Also, as is clear from the statement, the safety of people was a much more important factor in the organisers’ decision, both to get off the hill and in the covering of the bottles. Yes, the argument could be made to cancel the race, but the cut-off time was actually reduced by 15 minutes, and conditions were fine if you were moving quick and not stopping often. For those marshals on the tops, it was pretty cold.
The committee added: “Conditions up Stuc a’ Chroin on Saturday were treacherous and the safety of the marshals was compromised, with the result being that not all our closing procedures were fully carried out. We care deeply for our local and global environment and do try to remove all waste.
“To those of you who gave us the benefit of the doubt, we thank you and apologise sincerely. To the others, we also apologise but urge you to maybe ask questions first, note the response and then take your unreasonable stance if it is still deserved.”
The arguments did throw up some good questions, though.
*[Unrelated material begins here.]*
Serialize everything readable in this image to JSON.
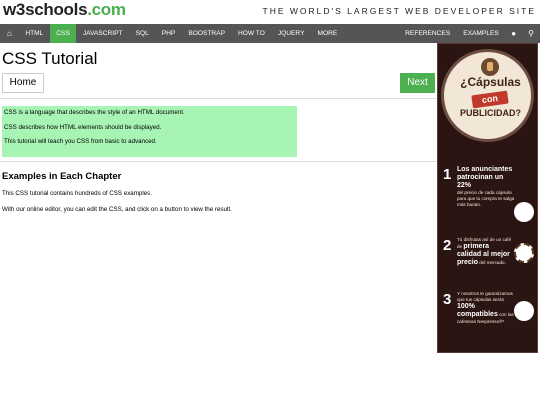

One of which that I felt deserved most credence was the argument that not that many bottles were needed if a required bit of kit was water. Water was not in the kit check, but food was. If this was otherwise, perhaps fewer bottles would be needed, thus reducing the chance of having to leave a stash for Keyboard Warriors to get mad about.
Next year is the race’s 30th anniversary, and I hope I can return to it fitter than this year, but also finish it in style. Although, finishing it with a buff as a tourniquet and blood all down your leg with a beaming smile is a pretty good end, too. Shame about the buff, though.